- Remember, there’s NO WHERE to walk your pets from the time that you go through security until you walk out of the airport at your destination. It’s not going to be a fun day for your pet, so don’t let them gorge on dog food or suck down water at will the day of the flight… you want to be careful that they’re not dehydrated, but really watch their water intake.
- Have your pets in the travel bags when you enter the airport.
- When you check in for your flight, you’ll need to pay for the privilege of carrying your pets on as luggage. It ranges for the airlines, but we were supposed to pay $200 per dog per direction (the woman was kind of incompetent and only charged $200 total and I didn’t correct her).
- The check in counter will want to see your pet’s health certificate.
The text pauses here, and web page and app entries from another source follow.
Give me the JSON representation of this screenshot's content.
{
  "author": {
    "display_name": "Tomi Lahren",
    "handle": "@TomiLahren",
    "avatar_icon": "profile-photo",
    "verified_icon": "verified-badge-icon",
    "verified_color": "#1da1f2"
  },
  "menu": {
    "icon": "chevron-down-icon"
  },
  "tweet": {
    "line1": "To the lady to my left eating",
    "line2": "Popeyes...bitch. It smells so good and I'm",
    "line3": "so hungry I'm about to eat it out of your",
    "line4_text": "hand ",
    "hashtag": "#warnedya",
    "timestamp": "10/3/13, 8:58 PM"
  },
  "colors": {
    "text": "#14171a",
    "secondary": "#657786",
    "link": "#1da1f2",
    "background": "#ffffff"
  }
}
They’re likely not going to be interested in the USDA certification stuff.
- When you go through security, you’re going to have to take the pets out of their travel bags to go through security… don’t forget to take off their collars. It’s just so their bags can be scanned. You will be a nuisance to people in line because you’ll take longer — everyone will cope with it … you and your pets are less of a nuisance than most peoples’ children. If you’re traveling with someone, have 1 person deal with the bags and ‘stuff’ and 1 person deal with the dogs. Carry them, don’t walk them.
- Whenever possible, get a baggage cart — not only is this probably more comfortable for your pet, but 10-20 pounds of beast gets darned heavy when you’re trudging through an international airport.
- Once you find your gate… if you can find a place that’s a bit out of the way, take your pets out to let them stretch. As long as you’re not an idiot, no one’s going to say anything. Give them a little drink of water.
- On the flight you have to keep them in their bags the whole time, but if they’re well-behaved, you can probably open up the zipper lid and let them sit up. Again, as long as they’re contained in their bag no one’s going to say anything. You will likely get sucked into conversation if you’re sitting next to a random person ;).
- To keep them hydrated on the flight… give them some ice from time-to-time. It gives them something to do, they think they’re getting a treat, and keeps a bit of moisture going for ’em.
- Once you arrive at your destination, have your paperwork readily available but we weren’t stopped going through customs. We also didn’t wave a flag saying “see our pets”, but they were in their pet carriers and readily visible. As soon as you can — get them out and let them have at least a quick potty break. The only time we had to show their paperwork was getting on the ferry to come to the UK.
- Think about your ground travel. In Europe most public transport allows pets with no problem — public buses and trams regularly have pets on them. Cabs and other private transport (including rental cars) are another issues — it’s sometimes tough to find someone willing to take them … even if they are in the pet carriers. We were just pushy with the cab driver and he took us. We tipped and called it good.
- Remember, to plan ahead with your accommodations. Just like in the US, some places allow pets and some do not.
Really, the flight is a pain in the ass — for the pets and for you. It sucks to schlep them around for everyone. However, it’s not a drama. If your pets are used to traveling then it’s no big thing. If your pets have never been in a pet carrier bag, you should probably give them a few dry runs at being in it and being in it for a while. We took our dogs on about a 6 hour roadtrip and put them in their bags to see how they’d react.